I’m not going to claim to follow Rashi’s deeper explanations of the text and there is so much that he talks about that I don’t really have the context to describe properly. Although I fear it reduces his work to the least common denominator, I’ve pulled out some things that either he discusses or comments on from the text. Some of it is very weird. As I understand it, Rashi postulated that the Torah was perfect and, as such, it states in the fewest number of words necessary to make the desired point. In places where it appears to use more words than necessary, that is because there is deeper meaning to the repetition that must be pulled out. The corollary is that if the Bible says something, it is important, no matter how trivial it may seem. Much of his commentary (to me) appears to be fully utilizing the words that are available to draw conclusions of meaning that we may not ourselves make.
Continue reading Rashi on Bereishit
I’m only a week into writing and I’m already struggling with “point of view”. Should this be a blog of ill-informed Torah commentary from a liberal something-or-other? Even in this first section, there are so many things that I want to write about, but haven’t. (Like how there are two fruits in the garden of Eden, the trees of “life” and “knowledge of good and evil”. And that it seems that the humans were allowed to eat of the first one, until they had eaten of the second… and that Eve was told not to eat the fruit of the “middle” of the garden, but at different points both are referred to being in the middle. Weird.)
The story of Cain and Able appears on its face to be the story of “country mouse and city mouse”, or more accurately “country mouse and hunter-gatherer mouse”. Between the two brothers, two of the primary occupations of early tribal Israel must have been personified:
Continue reading Bereishit – Cain and Able (and Seth)
In Chapter 2 of Genesis, we have possibly the only scene in the Bible that is not only funny, but funny at God’s expense.

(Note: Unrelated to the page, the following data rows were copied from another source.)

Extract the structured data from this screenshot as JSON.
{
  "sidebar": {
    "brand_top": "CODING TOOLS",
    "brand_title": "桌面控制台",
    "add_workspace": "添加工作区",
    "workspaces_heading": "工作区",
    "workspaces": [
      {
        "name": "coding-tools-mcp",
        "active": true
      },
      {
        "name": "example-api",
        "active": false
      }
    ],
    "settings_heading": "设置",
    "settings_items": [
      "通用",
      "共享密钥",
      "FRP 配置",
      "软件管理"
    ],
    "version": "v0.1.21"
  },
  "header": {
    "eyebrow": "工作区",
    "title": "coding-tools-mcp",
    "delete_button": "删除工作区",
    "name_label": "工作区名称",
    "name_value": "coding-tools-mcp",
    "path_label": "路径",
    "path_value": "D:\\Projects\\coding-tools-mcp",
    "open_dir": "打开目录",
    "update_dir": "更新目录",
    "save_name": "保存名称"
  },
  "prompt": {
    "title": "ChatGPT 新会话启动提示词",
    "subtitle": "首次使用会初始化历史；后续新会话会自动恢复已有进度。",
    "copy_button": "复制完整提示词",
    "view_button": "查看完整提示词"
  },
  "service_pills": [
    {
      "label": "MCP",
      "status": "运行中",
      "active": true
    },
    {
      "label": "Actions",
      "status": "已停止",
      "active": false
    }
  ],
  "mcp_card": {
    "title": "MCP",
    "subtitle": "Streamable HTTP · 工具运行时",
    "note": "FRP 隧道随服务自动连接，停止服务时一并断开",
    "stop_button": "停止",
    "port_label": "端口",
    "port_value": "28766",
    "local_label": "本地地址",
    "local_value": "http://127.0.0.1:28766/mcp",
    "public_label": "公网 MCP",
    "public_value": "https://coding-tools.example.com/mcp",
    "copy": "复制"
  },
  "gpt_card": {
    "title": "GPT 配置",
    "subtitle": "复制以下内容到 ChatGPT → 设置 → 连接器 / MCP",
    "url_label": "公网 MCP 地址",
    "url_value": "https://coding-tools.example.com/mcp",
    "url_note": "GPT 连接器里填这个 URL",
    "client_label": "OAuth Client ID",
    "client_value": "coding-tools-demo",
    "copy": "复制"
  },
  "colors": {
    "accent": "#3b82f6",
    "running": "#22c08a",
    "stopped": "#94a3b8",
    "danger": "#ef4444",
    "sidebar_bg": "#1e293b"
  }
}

Picture this: God has created the very first man and he (the man) is already hard at work tilling and tending the fields of the Garden of Eden. (And work he did. Genesis 2:15 is quite clear that Adam was to work, although presumably this wasn’t difficult work yet.) But God realizes, “Hey! This guy needs a helper.” And so God creates and brings to Adam all of the animals of the world (or at least the “wild beasts and birds of the sky”), one after the other, to see if one of them would be a fitting companion. You can just imagine Adam, sitting bored (but hopeful) under a tree while God leads an ill-behaved elephant up to him on a leash. “How about this one?”
Continue reading Bereishit – Adam and Eve